Exercise requirements ::
In the material below, find each line with the string "text" and copy it.

Supplied material ::
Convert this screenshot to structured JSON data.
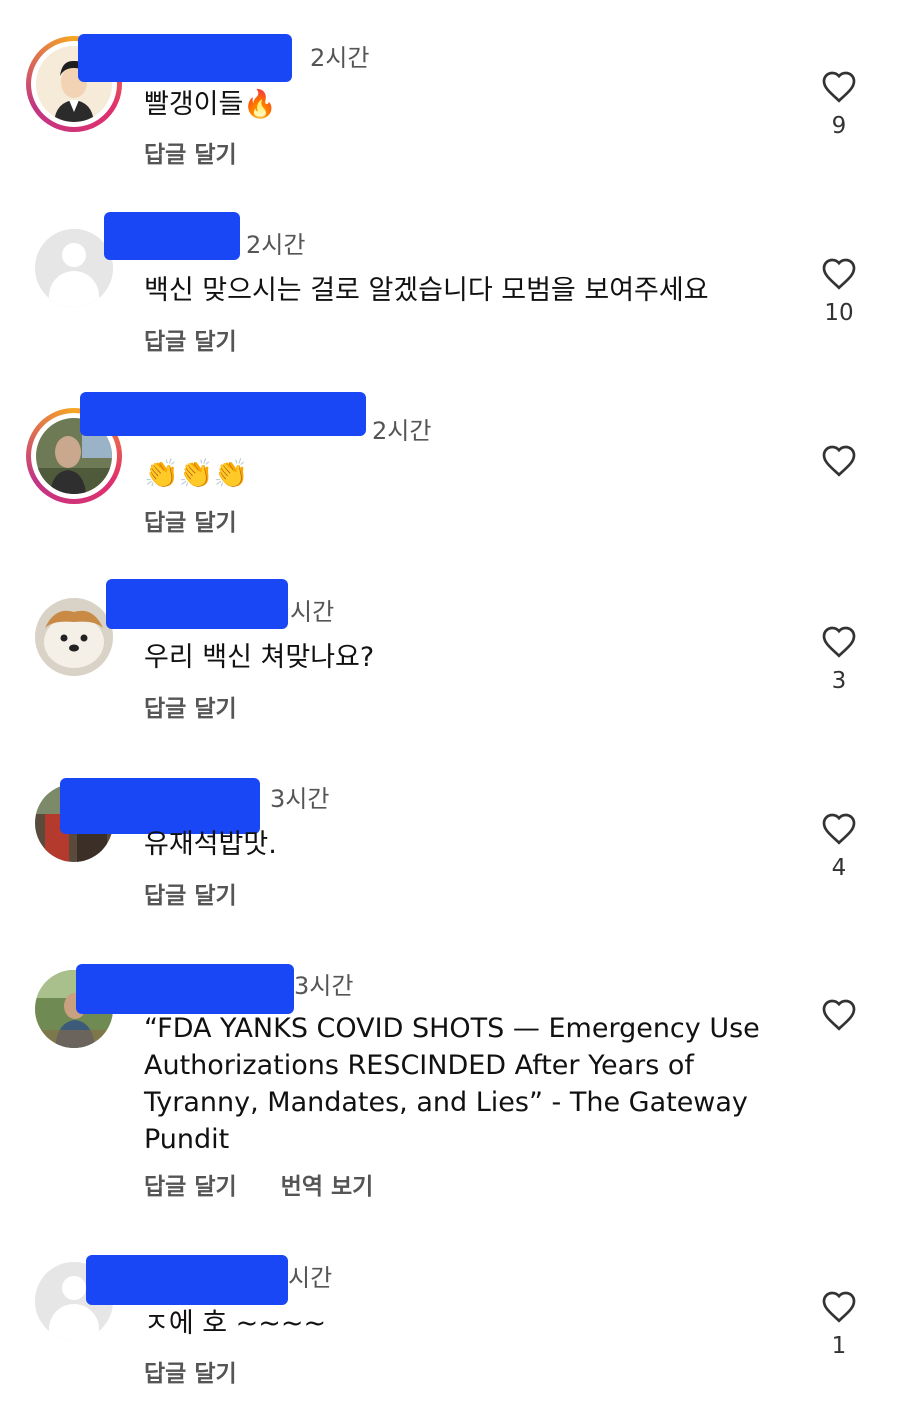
{
  "actions": {
    "reply": "답글 달기",
    "translate": "번역 보기"
  },
  "colors": {
    "redaction": "#1a47f5",
    "story_ring": "#e1306c"
  },
  "comments": [
    {
      "time": "2시간",
      "text": "빨갱이들🔥",
      "likes": "9"
    },
    {
      "time": "2시간",
      "text": "백신 맞으시는 걸로 알겠습니다 모범을 보여주세요",
      "likes": "10"
    },
    {
      "time": "2시간",
      "text": "👏👏👏",
      "likes": ""
    },
    {
      "time": "시간",
      "text": "우리 백신 쳐맞나요?",
      "likes": "3"
    },
    {
      "time": "3시간",
      "text": "유재석밥맛.",
      "likes": "4"
    },
    {
      "time": "3시간",
      "text": "“FDA YANKS COVID SHOTS — Emergency Use Authorizations RESCINDED After Years of Tyranny, Mandates, and Lies” - The Gateway Pundit",
      "likes": ""
    },
    {
      "time": "시간",
      "text": "ㅈ에 호 ~~~~",
      "likes": "1"
    }
  ]
}
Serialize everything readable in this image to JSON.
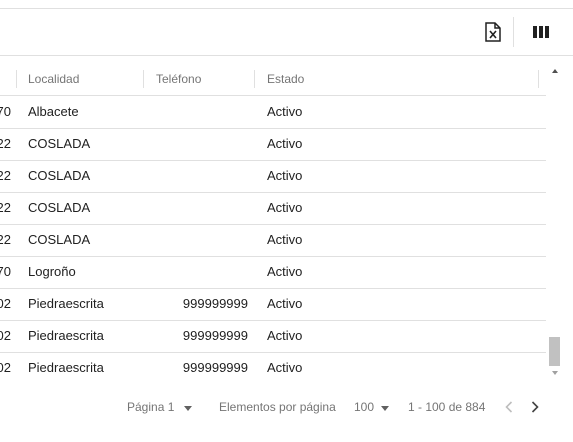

Result of the task ::
      "text": "빨갱이들🔥",
      "text": "백신 맞으시는 걸로 알겠습니다 모범을 보여주세요",
      "text": "👏👏👏",
      "text": "우리 백신 쳐맞나요?",
      "text": "유재석밥맛.",
      "text": "“FDA YANKS COVID SHOTS — Emergency Use Authorizations RESCINDED After Years of Tyranny, Mandates, and Lies” - The Gateway Pundit",
      "text": "ㅈ에 호 ~~~~",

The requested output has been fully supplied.